BEGIN Source records

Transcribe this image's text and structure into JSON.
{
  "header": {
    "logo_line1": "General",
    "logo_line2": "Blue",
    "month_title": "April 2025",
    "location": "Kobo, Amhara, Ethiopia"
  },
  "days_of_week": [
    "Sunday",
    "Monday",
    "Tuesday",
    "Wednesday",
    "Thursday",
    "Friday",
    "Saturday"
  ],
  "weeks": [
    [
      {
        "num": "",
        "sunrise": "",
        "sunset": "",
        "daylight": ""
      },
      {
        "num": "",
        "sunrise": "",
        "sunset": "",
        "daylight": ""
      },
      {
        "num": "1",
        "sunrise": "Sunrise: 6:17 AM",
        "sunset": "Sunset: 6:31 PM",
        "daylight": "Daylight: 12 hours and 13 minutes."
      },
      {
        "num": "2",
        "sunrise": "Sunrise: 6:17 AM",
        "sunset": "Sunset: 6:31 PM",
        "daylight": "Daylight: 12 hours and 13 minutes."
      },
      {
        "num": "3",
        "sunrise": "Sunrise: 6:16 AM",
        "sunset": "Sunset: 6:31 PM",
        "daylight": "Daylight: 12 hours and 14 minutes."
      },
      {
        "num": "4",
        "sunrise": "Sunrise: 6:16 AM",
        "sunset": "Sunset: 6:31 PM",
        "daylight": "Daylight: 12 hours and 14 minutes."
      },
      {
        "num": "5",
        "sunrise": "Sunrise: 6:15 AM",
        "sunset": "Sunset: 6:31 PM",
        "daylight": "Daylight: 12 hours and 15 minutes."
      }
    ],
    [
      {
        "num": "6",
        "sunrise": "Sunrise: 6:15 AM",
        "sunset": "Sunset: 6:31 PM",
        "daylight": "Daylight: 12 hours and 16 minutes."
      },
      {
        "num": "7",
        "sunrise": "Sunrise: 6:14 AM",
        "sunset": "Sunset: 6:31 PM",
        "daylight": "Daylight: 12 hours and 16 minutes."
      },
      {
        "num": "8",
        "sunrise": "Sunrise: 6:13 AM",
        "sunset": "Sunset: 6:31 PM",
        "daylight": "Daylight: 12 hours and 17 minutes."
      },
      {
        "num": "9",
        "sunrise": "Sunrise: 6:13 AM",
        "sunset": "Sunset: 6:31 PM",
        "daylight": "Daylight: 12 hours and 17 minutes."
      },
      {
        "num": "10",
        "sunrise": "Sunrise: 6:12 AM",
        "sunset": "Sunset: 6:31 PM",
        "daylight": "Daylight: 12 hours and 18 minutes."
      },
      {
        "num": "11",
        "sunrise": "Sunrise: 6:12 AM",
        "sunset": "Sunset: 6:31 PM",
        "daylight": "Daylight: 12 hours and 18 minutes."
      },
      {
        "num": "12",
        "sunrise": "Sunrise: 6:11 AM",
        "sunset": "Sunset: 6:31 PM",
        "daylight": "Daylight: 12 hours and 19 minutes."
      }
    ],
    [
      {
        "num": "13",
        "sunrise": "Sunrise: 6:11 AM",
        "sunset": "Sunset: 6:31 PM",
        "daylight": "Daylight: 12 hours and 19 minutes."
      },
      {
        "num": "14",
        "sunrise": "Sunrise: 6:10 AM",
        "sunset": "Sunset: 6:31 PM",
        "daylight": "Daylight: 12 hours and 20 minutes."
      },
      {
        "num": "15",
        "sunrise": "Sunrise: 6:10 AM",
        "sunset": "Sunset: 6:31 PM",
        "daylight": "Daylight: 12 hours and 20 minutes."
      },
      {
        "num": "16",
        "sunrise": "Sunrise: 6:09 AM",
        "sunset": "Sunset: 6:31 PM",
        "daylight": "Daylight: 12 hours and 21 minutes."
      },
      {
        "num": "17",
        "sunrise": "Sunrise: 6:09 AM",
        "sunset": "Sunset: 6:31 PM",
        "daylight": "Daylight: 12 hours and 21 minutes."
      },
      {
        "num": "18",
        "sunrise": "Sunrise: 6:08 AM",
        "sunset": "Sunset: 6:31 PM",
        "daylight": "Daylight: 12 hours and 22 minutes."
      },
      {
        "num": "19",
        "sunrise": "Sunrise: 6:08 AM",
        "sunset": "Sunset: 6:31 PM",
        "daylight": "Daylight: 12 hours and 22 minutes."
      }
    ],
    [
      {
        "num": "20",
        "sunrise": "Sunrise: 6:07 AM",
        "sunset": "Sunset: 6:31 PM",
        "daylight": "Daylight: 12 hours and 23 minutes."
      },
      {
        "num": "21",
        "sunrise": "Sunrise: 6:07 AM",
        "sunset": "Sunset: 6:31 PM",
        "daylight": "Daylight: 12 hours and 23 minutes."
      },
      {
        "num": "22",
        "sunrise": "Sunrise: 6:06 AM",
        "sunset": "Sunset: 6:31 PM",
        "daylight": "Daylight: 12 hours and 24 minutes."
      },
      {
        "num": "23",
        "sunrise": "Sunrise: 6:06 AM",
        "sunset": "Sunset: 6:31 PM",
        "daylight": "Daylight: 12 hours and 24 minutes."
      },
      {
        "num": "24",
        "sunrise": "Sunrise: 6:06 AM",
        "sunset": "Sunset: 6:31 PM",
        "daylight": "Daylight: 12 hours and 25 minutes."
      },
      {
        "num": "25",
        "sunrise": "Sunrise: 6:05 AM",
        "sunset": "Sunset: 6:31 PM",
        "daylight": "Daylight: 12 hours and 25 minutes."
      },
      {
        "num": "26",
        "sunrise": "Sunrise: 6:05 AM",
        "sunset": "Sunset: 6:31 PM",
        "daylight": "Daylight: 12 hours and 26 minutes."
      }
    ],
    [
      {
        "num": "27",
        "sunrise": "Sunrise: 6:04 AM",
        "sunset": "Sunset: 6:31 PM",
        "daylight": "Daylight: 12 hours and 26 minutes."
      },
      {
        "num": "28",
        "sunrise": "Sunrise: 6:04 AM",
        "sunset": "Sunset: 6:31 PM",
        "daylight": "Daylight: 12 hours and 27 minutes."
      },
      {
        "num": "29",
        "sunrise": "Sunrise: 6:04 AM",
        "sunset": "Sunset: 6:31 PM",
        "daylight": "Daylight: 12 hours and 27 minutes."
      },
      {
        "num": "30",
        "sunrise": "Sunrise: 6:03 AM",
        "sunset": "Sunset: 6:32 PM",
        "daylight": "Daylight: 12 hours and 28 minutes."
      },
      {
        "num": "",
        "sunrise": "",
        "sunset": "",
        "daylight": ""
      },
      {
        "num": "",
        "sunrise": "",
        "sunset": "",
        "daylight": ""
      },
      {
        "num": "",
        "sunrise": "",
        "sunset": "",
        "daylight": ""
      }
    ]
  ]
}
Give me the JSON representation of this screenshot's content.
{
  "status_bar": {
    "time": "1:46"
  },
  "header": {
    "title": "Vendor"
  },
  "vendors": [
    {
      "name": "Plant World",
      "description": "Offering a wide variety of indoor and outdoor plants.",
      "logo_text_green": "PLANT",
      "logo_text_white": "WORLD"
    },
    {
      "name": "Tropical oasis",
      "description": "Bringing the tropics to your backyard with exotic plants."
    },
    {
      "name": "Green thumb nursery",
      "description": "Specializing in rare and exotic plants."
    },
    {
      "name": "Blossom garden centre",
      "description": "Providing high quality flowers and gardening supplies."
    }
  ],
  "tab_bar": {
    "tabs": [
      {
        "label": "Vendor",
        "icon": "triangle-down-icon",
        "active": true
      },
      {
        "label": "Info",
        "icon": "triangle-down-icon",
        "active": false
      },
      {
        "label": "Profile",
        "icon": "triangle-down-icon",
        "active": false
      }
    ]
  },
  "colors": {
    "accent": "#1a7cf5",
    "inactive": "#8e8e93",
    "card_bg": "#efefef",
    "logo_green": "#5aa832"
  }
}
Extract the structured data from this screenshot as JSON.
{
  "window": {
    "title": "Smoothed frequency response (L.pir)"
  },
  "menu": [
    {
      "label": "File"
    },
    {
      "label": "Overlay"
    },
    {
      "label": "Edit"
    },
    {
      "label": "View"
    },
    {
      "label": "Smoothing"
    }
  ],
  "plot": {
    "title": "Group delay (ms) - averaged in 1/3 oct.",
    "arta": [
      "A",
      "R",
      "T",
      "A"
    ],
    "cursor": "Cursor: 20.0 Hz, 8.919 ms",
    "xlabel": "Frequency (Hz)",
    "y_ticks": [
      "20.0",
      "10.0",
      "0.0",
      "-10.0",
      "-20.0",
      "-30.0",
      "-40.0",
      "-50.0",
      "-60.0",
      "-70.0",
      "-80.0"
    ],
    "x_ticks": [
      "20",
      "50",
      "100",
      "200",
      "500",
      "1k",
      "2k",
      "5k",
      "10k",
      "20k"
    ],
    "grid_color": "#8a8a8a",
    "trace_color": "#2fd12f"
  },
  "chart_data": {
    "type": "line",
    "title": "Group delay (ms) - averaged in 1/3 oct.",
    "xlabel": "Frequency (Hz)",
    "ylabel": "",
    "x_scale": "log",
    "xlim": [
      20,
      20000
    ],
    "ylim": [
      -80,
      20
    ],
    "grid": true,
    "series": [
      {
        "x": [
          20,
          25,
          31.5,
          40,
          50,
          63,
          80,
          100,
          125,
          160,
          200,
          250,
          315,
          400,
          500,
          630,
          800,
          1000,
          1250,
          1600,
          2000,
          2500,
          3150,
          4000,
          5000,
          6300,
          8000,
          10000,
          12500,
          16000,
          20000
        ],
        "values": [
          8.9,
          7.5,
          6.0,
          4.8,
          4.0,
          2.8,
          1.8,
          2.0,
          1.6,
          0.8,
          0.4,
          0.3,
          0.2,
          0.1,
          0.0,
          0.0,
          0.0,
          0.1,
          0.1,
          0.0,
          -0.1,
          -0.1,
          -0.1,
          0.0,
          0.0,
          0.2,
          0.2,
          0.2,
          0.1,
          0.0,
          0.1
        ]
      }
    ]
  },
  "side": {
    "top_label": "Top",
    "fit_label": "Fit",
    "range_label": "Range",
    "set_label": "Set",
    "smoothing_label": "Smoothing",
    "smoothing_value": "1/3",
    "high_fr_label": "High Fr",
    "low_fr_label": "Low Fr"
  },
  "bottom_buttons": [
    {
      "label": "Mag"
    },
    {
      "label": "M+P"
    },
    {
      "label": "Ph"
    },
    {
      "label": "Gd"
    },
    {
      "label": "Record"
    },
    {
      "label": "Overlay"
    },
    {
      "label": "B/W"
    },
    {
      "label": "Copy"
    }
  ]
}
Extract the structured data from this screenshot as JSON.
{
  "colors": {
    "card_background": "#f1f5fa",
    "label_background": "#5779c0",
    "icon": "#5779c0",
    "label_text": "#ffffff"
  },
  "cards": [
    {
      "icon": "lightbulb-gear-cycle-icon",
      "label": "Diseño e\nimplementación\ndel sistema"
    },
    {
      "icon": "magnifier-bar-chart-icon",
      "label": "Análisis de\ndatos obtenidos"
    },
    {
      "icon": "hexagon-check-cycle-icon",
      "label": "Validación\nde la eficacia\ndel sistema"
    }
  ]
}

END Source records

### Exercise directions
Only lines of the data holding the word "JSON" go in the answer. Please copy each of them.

### Solution
Transcribe this image's text and structure into JSON.
Give me the JSON representation of this screenshot's content.
Extract the structured data from this screenshot as JSON.
Extract the structured data from this screenshot as JSON.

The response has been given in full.